Yankees: The Yankees have received surprising production from trade acquisition Jose Trevino, who’s batted .309/.356/.505 and already matched his career-high five home runs in just 104 plate appearances. Trevino came to the Yankees as a lifetime .245/.270/.364 hitter, however, so it’s fair to be a bit skeptical of his ability to sustain this pace. He’s not striking out much but also isn’t making much in the way of hard contact, either. The trade deadline is still six weeks out, and if Trevino regresses toward his career levels of production, then the Yankees figure to be in this market, particularly with Kyle Higashioka again struggling at the plate.
Mariners: Seattle was getting career-best production from Tom Murphy before he landed on the injured list with a dislocated shoulder. He’s since suffered a setback, and it’s not clear when he’ll be ready to return. Prospect Cal Raleigh is doing his best Zunino impression in place of Murphy, striking out in a third of his plate appearances while showing good power and strong defensive marks. Raleigh, 25, has a .168/.252/.411 batting line with seven long balls in 107 plate appearances. If he can find some more consistency and/or if Murphy can get on track for a return, the Mariners might not feel the need to make this type of move. Beyond that, the M’s have cooled after a hot start and are 4.5 games back from a Wild Card position and six games under .500. They’re close enough to act as buyers right now, but that outlook could change in the coming weeks.

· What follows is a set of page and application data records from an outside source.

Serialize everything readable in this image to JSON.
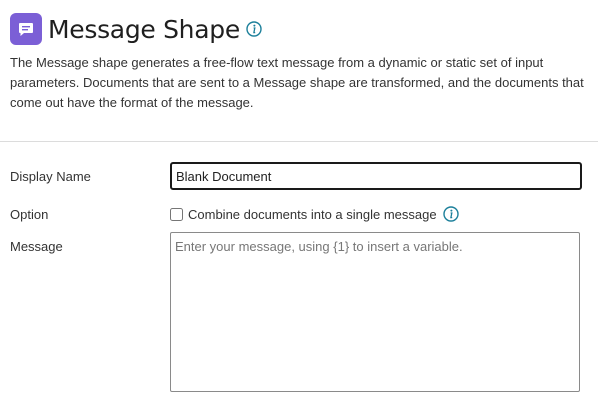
{
  "header": {
    "title": "Message Shape",
    "shape_icon": "message-bubble-icon",
    "info_icon": "info-icon",
    "accent_color": "#7b5fd6",
    "info_color": "#1b7f9a"
  },
  "description": "The Message shape generates a free-flow text message from a dynamic or static set of input parameters. Documents that are sent to a Message shape are transformed, and the documents that come out have the format of the message.",
  "form": {
    "display_name": {
      "label": "Display Name",
      "value": "Blank Document"
    },
    "option": {
      "label": "Option",
      "checkbox_label": "Combine documents into a single message",
      "checked": false,
      "info_icon": "info-icon"
    },
    "message": {
      "label": "Message",
      "placeholder": "Enter your message, using {1} to insert a variable.",
      "value": ""
    }
  }
}
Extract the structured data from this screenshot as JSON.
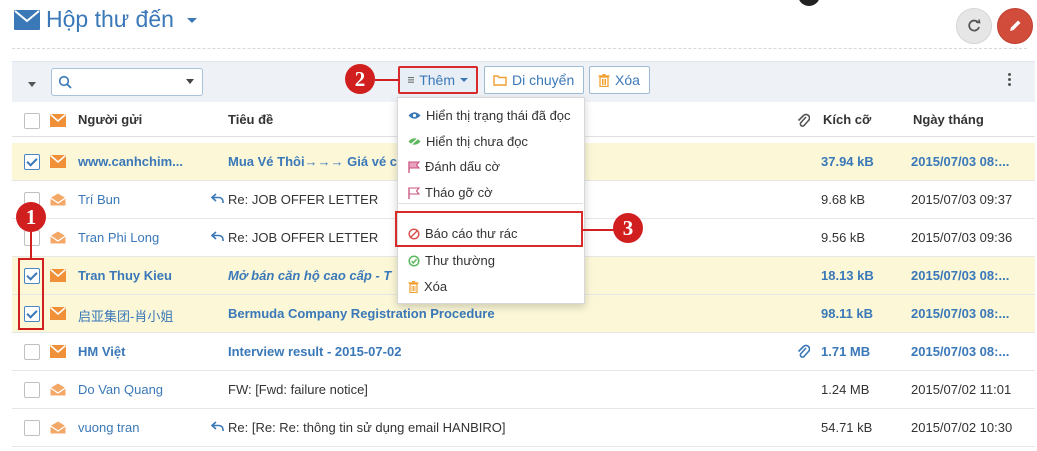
{
  "header": {
    "title": "Hộp thư đến",
    "icons": [
      "envelope-icon",
      "refresh-icon",
      "pencil-icon"
    ]
  },
  "toolbar": {
    "search_placeholder": "",
    "more_label": "Thêm",
    "move_label": "Di chuyển",
    "delete_label": "Xóa"
  },
  "columns": {
    "sender": "Người gửi",
    "subject": "Tiêu đề",
    "size": "Kích cỡ",
    "date": "Ngày tháng"
  },
  "menu": {
    "items": [
      {
        "label": "Hiển thị trạng thái đã đọc",
        "icon": "eye-icon",
        "color": "#3a78b8"
      },
      {
        "label": "Hiển thị chưa đọc",
        "icon": "eye-slash-icon",
        "color": "#5cb85c"
      },
      {
        "label": "Đánh dấu cờ",
        "icon": "flag-icon",
        "color": "#c94f7c"
      },
      {
        "label": "Tháo gỡ cờ",
        "icon": "flag-outline-icon",
        "color": "#c94f7c"
      },
      {
        "label": "Báo cáo thư rác",
        "icon": "ban-icon",
        "color": "#d9534f"
      },
      {
        "label": "Thư thường",
        "icon": "check-circle-icon",
        "color": "#5cb85c"
      },
      {
        "label": "Xóa",
        "icon": "trash-icon",
        "color": "#f0a030"
      }
    ]
  },
  "callouts": [
    "1",
    "2",
    "3"
  ],
  "rows": [
    {
      "sender": "www.canhchim...",
      "subject": "Mua Vé Thôi→→→ Giá vé ch",
      "size": "37.94 kB",
      "date": "2015/07/03 08:..."
    },
    {
      "sender": "Trí Bun",
      "subject": "Re: JOB OFFER LETTER",
      "size": "9.68 kB",
      "date": "2015/07/03 09:37"
    },
    {
      "sender": "Tran Phi Long",
      "subject": "Re: JOB OFFER LETTER",
      "size": "9.56 kB",
      "date": "2015/07/03 09:36"
    },
    {
      "sender": "Tran Thuy Kieu",
      "subject": "Mở bán căn hộ cao cấp - T",
      "size": "18.13 kB",
      "date": "2015/07/03 08:..."
    },
    {
      "sender": "启亚集团-肖小姐",
      "subject": "Bermuda Company Registration Procedure",
      "size": "98.11 kB",
      "date": "2015/07/03 08:..."
    },
    {
      "sender": "HM Việt",
      "subject": "Interview result - 2015-07-02",
      "size": "1.71 MB",
      "date": "2015/07/03 08:..."
    },
    {
      "sender": "Do Van Quang",
      "subject": "FW: [Fwd: failure notice]",
      "size": "1.24 MB",
      "date": "2015/07/02 11:01"
    },
    {
      "sender": "vuong tran",
      "subject": "Re: [Re: Re: thông tin sử dụng email HANBIRO]",
      "size": "54.71 kB",
      "date": "2015/07/02 10:30"
    }
  ]
}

Marlins: Miami hoped to have addressed its catching need this winter when acquiring Jacob Stallings, but he’s hitting .206/.271/.255 in his first season with the Fish. Even more problematic is the team’s overall performance against southpaws: an MLB-worst .205/.280/.315. The Marlins are a fringe contender at the moment and probably have bigger needs even if they were to make a push at the deadline.
White Sox: The Sox are already paying Yasmani Grandal $18.25MM, and while the resulting .185/.294/.237 batting line can’t sit well with the organization, there’s no indication to this point that they’re prepared to take on a notable veteran like Contreras and push Grandal into the role of MLB’s highest-paid backup. It’d be interesting to see another chapter entered into the story of crosstown Chicago blockbusters, though. The Sox didn’t get what they were hoping for when acquiring Craig Kimbrel last summer, but the prior North Side/South Side swap sent Dylan Cease and Eloy Jimenez to the Sox for Jose Quintana.

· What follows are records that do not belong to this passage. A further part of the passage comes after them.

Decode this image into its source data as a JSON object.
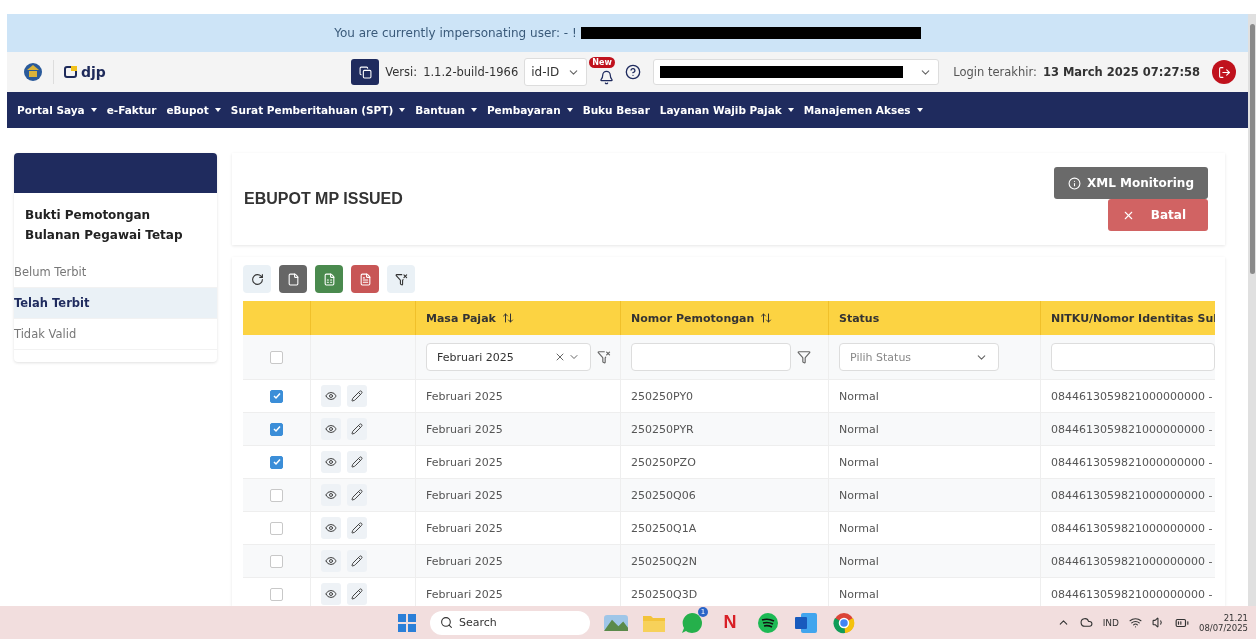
{
  "banner": {
    "text": "You are currently impersonating user: - !",
    "redacted": true
  },
  "header": {
    "logo_text": "djp",
    "version_label": "Versi:",
    "version": "1.1.2-build-1966",
    "language": "id-ID",
    "badge": "New",
    "account_redacted": true,
    "login_label": "Login terakhir:",
    "login_time": "13 March 2025 07:27:58"
  },
  "nav": [
    {
      "label": "Portal Saya",
      "dropdown": true
    },
    {
      "label": "e-Faktur",
      "dropdown": false
    },
    {
      "label": "eBupot",
      "dropdown": true
    },
    {
      "label": "Surat Pemberitahuan (SPT)",
      "dropdown": true
    },
    {
      "label": "Bantuan",
      "dropdown": true
    },
    {
      "label": "Pembayaran",
      "dropdown": true
    },
    {
      "label": "Buku Besar",
      "dropdown": false
    },
    {
      "label": "Layanan Wajib Pajak",
      "dropdown": true
    },
    {
      "label": "Manajemen Akses",
      "dropdown": true
    }
  ],
  "sidebar": {
    "title": "Bukti Pemotongan Bulanan Pegawai Tetap",
    "items": [
      {
        "label": "Belum Terbit",
        "selected": false
      },
      {
        "label": "Telah Terbit",
        "selected": true
      },
      {
        "label": "Tidak Valid",
        "selected": false
      }
    ]
  },
  "main": {
    "title": "EBUPOT MP ISSUED",
    "buttons": [
      {
        "label": "XML Monitoring",
        "kind": "info"
      },
      {
        "label": "Batal",
        "kind": "cancel"
      }
    ]
  },
  "toolbar": [
    {
      "kind": "refresh"
    },
    {
      "kind": "file"
    },
    {
      "kind": "excel"
    },
    {
      "kind": "pdf"
    },
    {
      "kind": "clear-filter"
    }
  ],
  "table": {
    "columns": [
      {
        "kind": "select"
      },
      {
        "kind": "actions"
      },
      {
        "kind": "data",
        "label": "Masa Pajak",
        "sortable": true
      },
      {
        "kind": "data",
        "label": "Nomor Pemotongan",
        "sortable": true
      },
      {
        "kind": "data",
        "label": "Status",
        "sortable": false
      },
      {
        "kind": "data",
        "label": "NITKU/Nomor Identitas Sul"
      }
    ],
    "filters": {
      "select_all_checked": false,
      "masa_value": "Februari 2025",
      "status_placeholder": "Pilih Status"
    },
    "rows": [
      {
        "checked": true,
        "masa": "Februari 2025",
        "nomor": "250250PY0",
        "status": "Normal",
        "nitku": "0844613059821000000000 -"
      },
      {
        "checked": true,
        "masa": "Februari 2025",
        "nomor": "250250PYR",
        "status": "Normal",
        "nitku": "0844613059821000000000 -"
      },
      {
        "checked": true,
        "masa": "Februari 2025",
        "nomor": "250250PZO",
        "status": "Normal",
        "nitku": "0844613059821000000000 -"
      },
      {
        "checked": false,
        "masa": "Februari 2025",
        "nomor": "250250Q06",
        "status": "Normal",
        "nitku": "0844613059821000000000 -"
      },
      {
        "checked": false,
        "masa": "Februari 2025",
        "nomor": "250250Q1A",
        "status": "Normal",
        "nitku": "0844613059821000000000 -"
      },
      {
        "checked": false,
        "masa": "Februari 2025",
        "nomor": "250250Q2N",
        "status": "Normal",
        "nitku": "0844613059821000000000 -"
      },
      {
        "checked": false,
        "masa": "Februari 2025",
        "nomor": "250250Q3D",
        "status": "Normal",
        "nitku": "0844613059821000000000 -"
      }
    ]
  },
  "taskbar": {
    "search": "Search",
    "apps": [
      {
        "kind": "widget"
      },
      {
        "kind": "folder"
      },
      {
        "kind": "chat",
        "badge": "1"
      },
      {
        "kind": "letter",
        "glyph": "N"
      },
      {
        "kind": "music"
      },
      {
        "kind": "word"
      },
      {
        "kind": "browser"
      }
    ],
    "language": "IND",
    "time": "21.21",
    "date": "08/07/2025"
  }
}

Twins: Minnesota’s focus at the trade deadline is going to rightly be pitching help — both in the bullpen and in the rotation — but their catchers have been a middle-of-the-pack unit, at best. Gary Sanchez leads the team in plate appearances at designated hitter and has hit better as a DH than as a catcher. But the Twins feel he’s been better than his reputation with the glove, and they’ve used the DH spot as a means of giving several players off — including Byron Buxton. Sure, the lineup would be deeper and better with Contreras catching, Sanchez at DH and Ryan Jeffers as a backup catcher, but this isn’t going to be a priority.
Red Sox: Christian Vazquez has posted a solid, if unremarkable .271/.315/.374 batting line in 168 plate appearances this season, but neither of Boston’s backup options (Kevin Plawecki, Connor Wong) have provided any offense at all. This doesn’t feel all that likely, as Boston probably has bigger needs to consider when the deadline rolls around — assuming they hang onto (or remain within striking distance of) their current No. 3 Wild Card spot in the American League.
Contreras has been the best all-around catcher in baseball this offseason, so you could make the argument that he can/should be shoehorned into just about any contender or fringe contender’s lineup. But when looking at the combination of legitimate playoff chances, pure need behind the plate and realistic ability to facilitate a trade of this nature (based on luxury tax, farm system, payroll), it’s hard to look past the Astros, Mets, Rays and Giants as the best fits for a short-term splash behind the plate.